•Have a good internet connection and equipment that will give you a good experience. When things don’t work well it is exhausting and the connection with others takes a back seat. If you are using new equipment test it out with a colleague or friend before getting on a group call.

•Good and consistent lighting helps others in the meeting connect with you. Generally you need more than room lighting, a small video light helps a lot. And turn it on early for evening meetings so that as it gets darker your lighting stays consistent.

•Having good equipment and a good connection is also part of being a good virtual host. When things work seamlessly, yes that does happen, the experience is far better than when there are constant technical difficulties. Be a good virtual host.

•If you are doing a group, start the virtual meeting early and leave it running after the meeting. Whether it be a class, support group, or work meeting, it allows for some of the relaxed interaction that often happens before and after a meeting. And let everyone know that’s going to happen so they can take advantage of the social time.

•If it’s a long meeting schedule in breaks. It encourages everyone to move their bodies and use the restroom if needed. We tend to be less embodied in a virtual meeting than in person, taking a break brings us back.

When social distancing is over, part of its’ legacy will be our experience of virtual connection. I’m confident our future is going to be more virtual.
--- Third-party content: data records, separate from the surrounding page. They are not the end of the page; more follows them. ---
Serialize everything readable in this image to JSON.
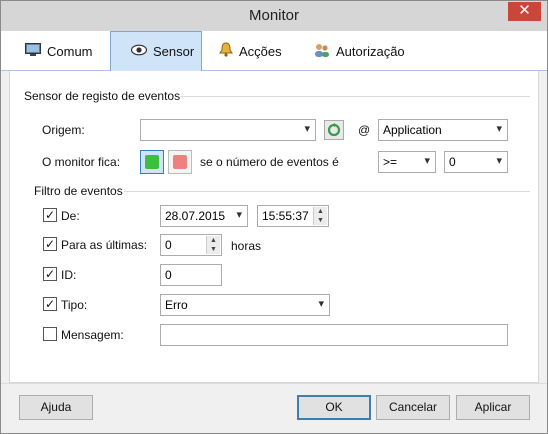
{
  "window": {
    "title": "Monitor",
    "close_glyph": "✕"
  },
  "tabs": [
    {
      "label": "Comum",
      "icon": "monitor-icon"
    },
    {
      "label": "Sensor",
      "icon": "eye-icon",
      "active": true
    },
    {
      "label": "Acções",
      "icon": "bell-icon"
    },
    {
      "label": "Autorização",
      "icon": "users-icon"
    }
  ],
  "sensor": {
    "section_title": "Sensor de registo de eventos",
    "origin_label": "Origem:",
    "origin_value": "",
    "at_symbol": "@",
    "log_value": "Application",
    "monitor_label": "O monitor fica:",
    "monitor_state_colors": {
      "green": "#3dbf3d",
      "red": "#f08080"
    },
    "condition_text": "se o número de eventos é",
    "operator_value": ">=",
    "count_value": "0"
  },
  "filter": {
    "section_title": "Filtro de eventos",
    "from_label": "De:",
    "from_checked": true,
    "from_date": "28.07.2015",
    "from_time": "15:55:37",
    "last_label": "Para as últimas:",
    "last_checked": true,
    "last_value": "0",
    "last_unit": "horas",
    "id_label": "ID:",
    "id_checked": true,
    "id_value": "0",
    "type_label": "Tipo:",
    "type_checked": true,
    "type_value": "Erro",
    "message_label": "Mensagem:",
    "message_checked": false,
    "message_value": ""
  },
  "footer": {
    "help_label": "Ajuda",
    "ok_label": "OK",
    "cancel_label": "Cancelar",
    "apply_label": "Aplicar"
  }
}
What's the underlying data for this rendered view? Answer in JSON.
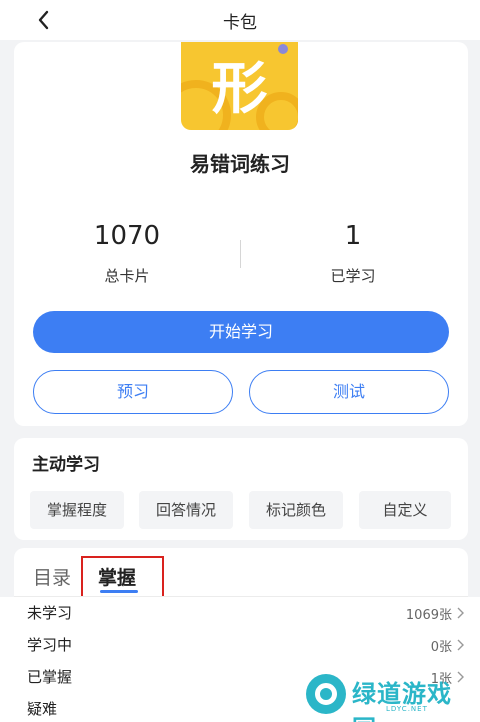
{
  "header": {
    "title": "卡包"
  },
  "deck": {
    "logo_char": "形",
    "name": "易错词练习"
  },
  "stats": {
    "total_value": "1070",
    "total_label": "总卡片",
    "learned_value": "1",
    "learned_label": "已学习"
  },
  "actions": {
    "start": "开始学习",
    "preview": "预习",
    "test": "测试"
  },
  "active_learning": {
    "title": "主动学习",
    "chips": [
      "掌握程度",
      "回答情况",
      "标记颜色",
      "自定义"
    ]
  },
  "tabs": {
    "catalog": "目录",
    "mastery": "掌握"
  },
  "list": [
    {
      "name": "未学习",
      "count": "1069张"
    },
    {
      "name": "学习中",
      "count": "0张"
    },
    {
      "name": "已掌握",
      "count": "1张"
    },
    {
      "name": "疑难",
      "count": ""
    }
  ],
  "watermark": {
    "text": "绿道游戏园",
    "sub": "LDYC.NET"
  },
  "colors": {
    "accent": "#3d7ef3",
    "logo_bg": "#f7c630",
    "highlight": "#d9221e",
    "watermark": "#2bb6c8"
  },
  "icons": {
    "back": "chevron-left-icon",
    "row": "chevron-right-icon"
  }
}
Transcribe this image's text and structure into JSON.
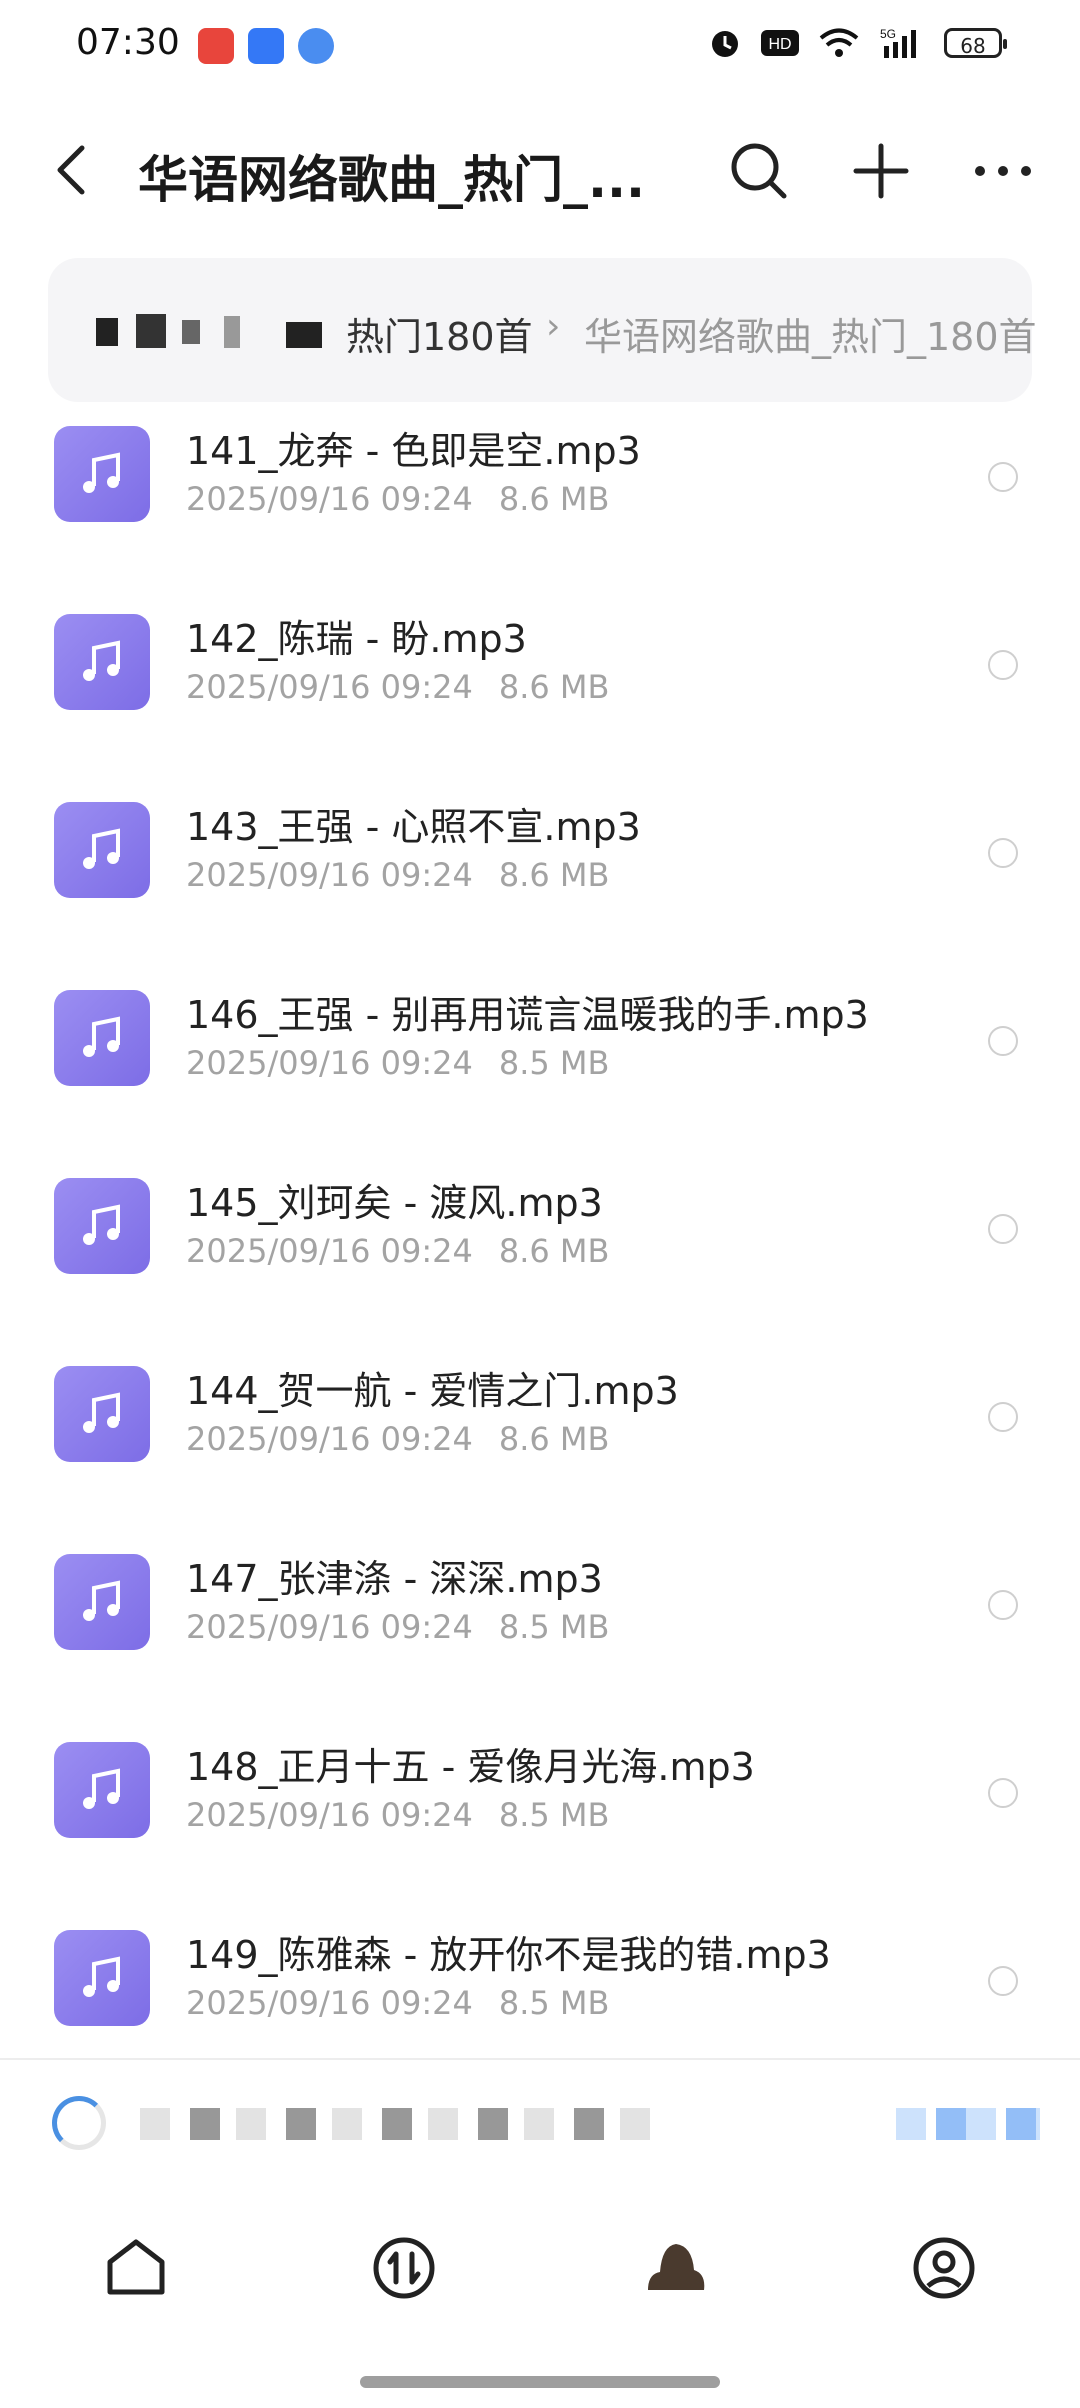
{
  "status_bar": {
    "time": "07:30",
    "battery": "68",
    "icons": [
      "toutiao-icon",
      "lark-icon",
      "app-icon",
      "alarm-icon",
      "hd-icon",
      "wifi-icon",
      "5g-signal-icon"
    ]
  },
  "header": {
    "title": "华语网络歌曲_热门_...",
    "icons": [
      "back-icon",
      "search-icon",
      "plus-icon",
      "more-icon"
    ]
  },
  "breadcrumb": {
    "parent": "热门180首",
    "separator": "›",
    "current": "华语网络歌曲_热门_180首"
  },
  "files": [
    {
      "name": "141_龙奔 - 色即是空.mp3",
      "date": "2025/09/16 09:24",
      "size": "8.6 MB"
    },
    {
      "name": "142_陈瑞 - 盼.mp3",
      "date": "2025/09/16 09:24",
      "size": "8.6 MB"
    },
    {
      "name": "143_王强 - 心照不宣.mp3",
      "date": "2025/09/16 09:24",
      "size": "8.6 MB"
    },
    {
      "name": "146_王强 - 别再用谎言温暖我的手.mp3",
      "date": "2025/09/16 09:24",
      "size": "8.5 MB"
    },
    {
      "name": "145_刘珂矣 - 渡风.mp3",
      "date": "2025/09/16 09:24",
      "size": "8.6 MB"
    },
    {
      "name": "144_贺一航 - 爱情之门.mp3",
      "date": "2025/09/16 09:24",
      "size": "8.6 MB"
    },
    {
      "name": "147_张津涤 - 深深.mp3",
      "date": "2025/09/16 09:24",
      "size": "8.5 MB"
    },
    {
      "name": "148_正月十五 - 爱像月光海.mp3",
      "date": "2025/09/16 09:24",
      "size": "8.5 MB"
    },
    {
      "name": "149_陈雅森 - 放开你不是我的错.mp3",
      "date": "2025/09/16 09:24",
      "size": "8.5 MB"
    }
  ],
  "tabs": [
    "home-icon",
    "transfer-icon",
    "cloud-icon",
    "profile-icon"
  ],
  "colors": {
    "file_icon": "#8b7cec",
    "accent": "#4a90e2",
    "meta_text": "#a3a3a3"
  }
}
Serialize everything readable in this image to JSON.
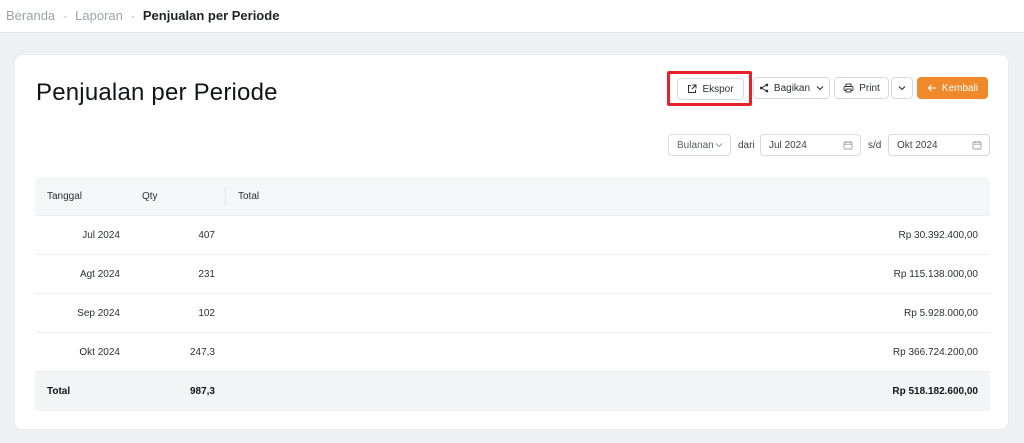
{
  "breadcrumb": {
    "items": [
      "Beranda",
      "Laporan"
    ],
    "separator": "-",
    "current": "Penjualan per Periode"
  },
  "page": {
    "title": "Penjualan per Periode"
  },
  "toolbar": {
    "export_label": "Ekspor",
    "share_label": "Bagikan",
    "print_label": "Print",
    "back_label": "Kembali",
    "icons": {
      "export": "external-link-icon",
      "share": "share-icon",
      "print": "printer-icon",
      "back": "arrow-left-icon",
      "dropdown": "chevron-down-icon"
    }
  },
  "filters": {
    "period_value": "Bulanan",
    "from_label": "dari",
    "from_value": "Jul 2024",
    "to_label": "s/d",
    "to_value": "Okt 2024",
    "icons": {
      "date": "calendar-icon",
      "dropdown": "chevron-down-icon"
    }
  },
  "table": {
    "columns": [
      "Tanggal",
      "Qty",
      "Total"
    ],
    "rows": [
      {
        "date": "Jul 2024",
        "qty": "407",
        "total": "Rp 30.392.400,00"
      },
      {
        "date": "Agt 2024",
        "qty": "231",
        "total": "Rp 115.138.000,00"
      },
      {
        "date": "Sep 2024",
        "qty": "102",
        "total": "Rp 5.928.000,00"
      },
      {
        "date": "Okt 2024",
        "qty": "247,3",
        "total": "Rp 366.724.200,00"
      }
    ],
    "footer": {
      "label": "Total",
      "qty": "987,3",
      "total": "Rp 518.182.600,00"
    }
  },
  "colors": {
    "accent": "#f0892a",
    "highlight": "#e8202a",
    "background": "#eef0f3",
    "card": "#ffffff"
  }
}
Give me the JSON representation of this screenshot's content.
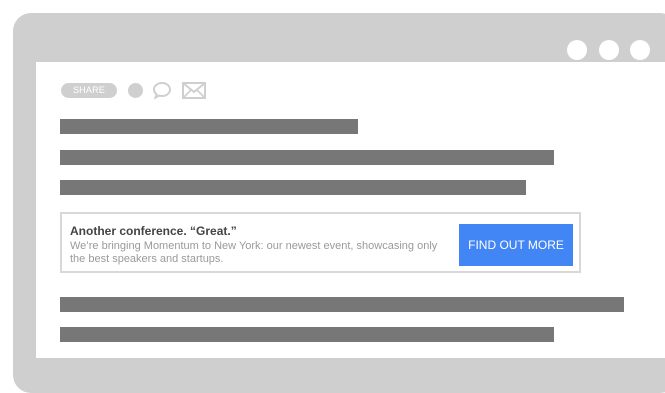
{
  "toolbar": {
    "share_label": "SHARE",
    "icons": [
      "circle-icon",
      "comment-icon",
      "mail-icon"
    ]
  },
  "promo": {
    "title": "Another conference. “Great.”",
    "description": "We’re bringing Momentum to New York: our newest event, showcasing only the best speakers and startups.",
    "button_label": "FIND OUT MORE"
  },
  "colors": {
    "window_frame": "#cfcfcf",
    "text_placeholder": "#777777",
    "accent": "#4285f4",
    "promo_border": "#d8d8d8"
  }
}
We’re adapting and doing medicine, therapy, workout classes, dance classes, and schools virtually. Nearly all forms of classes have gone virtual, there’s no going back. When this is over we’ll have more meetings in person again but far more will be virtual than before.
Dave Koshinz